So after this last weekend, when I had to have lost 5 or 10 pounds just in pure sweat, we got a good portion of the house picked up and cleaned.  I got the kitchen cleaned.  I made sure that everything was picked up.  I have a weekend of craziness, with Abbi’s prom and the concert both girls were supposed to attend now an Abbi/Daddy night.  As much as I’m sure she is loving that we get to do this together, I know that she also was disappointed that her sister isn’t going along with us.

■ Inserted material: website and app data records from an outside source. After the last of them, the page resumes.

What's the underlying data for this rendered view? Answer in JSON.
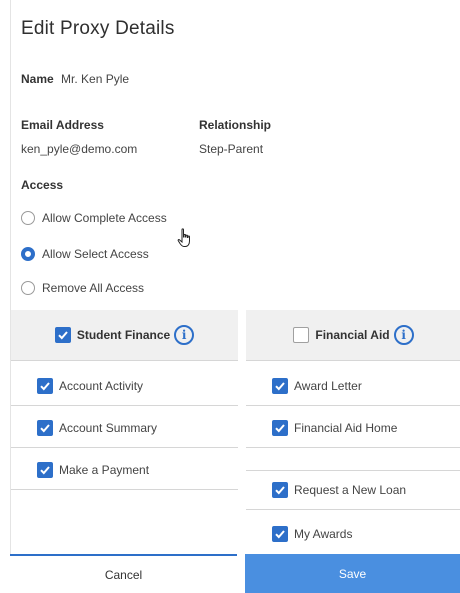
{
  "dialog": {
    "title": "Edit Proxy Details",
    "name_label": "Name",
    "name_value": "Mr. Ken Pyle",
    "email_label": "Email Address",
    "email_value": "ken_pyle@demo.com",
    "relationship_label": "Relationship",
    "relationship_value": "Step-Parent",
    "access_label": "Access",
    "access_options": [
      {
        "label": "Allow Complete Access",
        "selected": false
      },
      {
        "label": "Allow Select Access",
        "selected": true
      },
      {
        "label": "Remove All Access",
        "selected": false
      }
    ],
    "columns": [
      {
        "header": "Student Finance",
        "header_checked": true,
        "info_icon": "info-icon",
        "items": [
          {
            "label": "Account Activity",
            "checked": true
          },
          {
            "label": "Account Summary",
            "checked": true
          },
          {
            "label": "Make a Payment",
            "checked": true
          }
        ]
      },
      {
        "header": "Financial Aid",
        "header_checked": false,
        "info_icon": "info-icon",
        "items": [
          {
            "label": "Award Letter",
            "checked": true
          },
          {
            "label": "Financial Aid Home",
            "checked": true
          },
          {
            "label": "Request a New Loan",
            "checked": true
          },
          {
            "label": "My Awards",
            "checked": true
          }
        ]
      }
    ],
    "buttons": {
      "cancel_label": "Cancel",
      "save_label": "Save"
    }
  },
  "colors": {
    "accent": "#2d6fc9",
    "save_button": "#4a8fe0",
    "header_bg": "#f0f0f0"
  },
  "icons": {
    "cursor": "hand-pointer-icon",
    "check": "check-icon",
    "info": "info-icon"
  }
}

I know this sounds like I’m being self-effacing and complaining but I’m not.  I came to the realization that life has to be put first, everything else second.  I don’t necessarily like that, but when I get home and the hallway from the garage and the main room are clean I don’t stress out first thing in the door.  I also needed to come to terms with the fact that my selfish nature couldn’t take over when I need to just do the family duties.

Tonight was no exception.  I made the lunches, while my son asked me why I took the time to make them all if it was so much work?  But like my mother, I know I can control the nutrition and the items in the lunch boxes.  I made homemade lemon bars for the first time, realizing there’s a reason they say “DO NOT OVERCOOK” in the recipe but hoping they taste OK anyway.  Why?  Because I realize that my kids are better off with the desserts and items I cook myself, not the sugar and preservative-filled pre-made desserts in the stores.  I bought a new Sunbeam stand mixer so that I can make things quicker and easier.  My sons, if they eat the ready-made foods go nuts – bouncing off the walls, spiderman, arachnid, peel them off the ceiling crazy.

I spent so much time just trudging through life that I wasn’t taking care of life.  Now I realize that it’s the most important thing.  The more I take care of the better off we’ll be.  We can drive to Big Tree Park.  We can take a few days off and head to San Diego or the Grand Canyon.  It seems like such a simple, easy thing, but it’s harder than you think.  When I have to take care of everything we forgot over the week on the weekend, you can’t really do more than cook and clean.

Now, though I wish all the kids were coming along, I’m going to Oakland for a concert with my daughter and spending the night overlooking Fisherman’s Wharf in San Francisco.  We’ll eat breakfast on the beach.  It could have been me and my girls, but I had to stand by my punishment and not let her come along.  It’s like the overcooked lemon bar or the homemade lunch.  It may be a high price, but paying it will have far bigger benefits later on.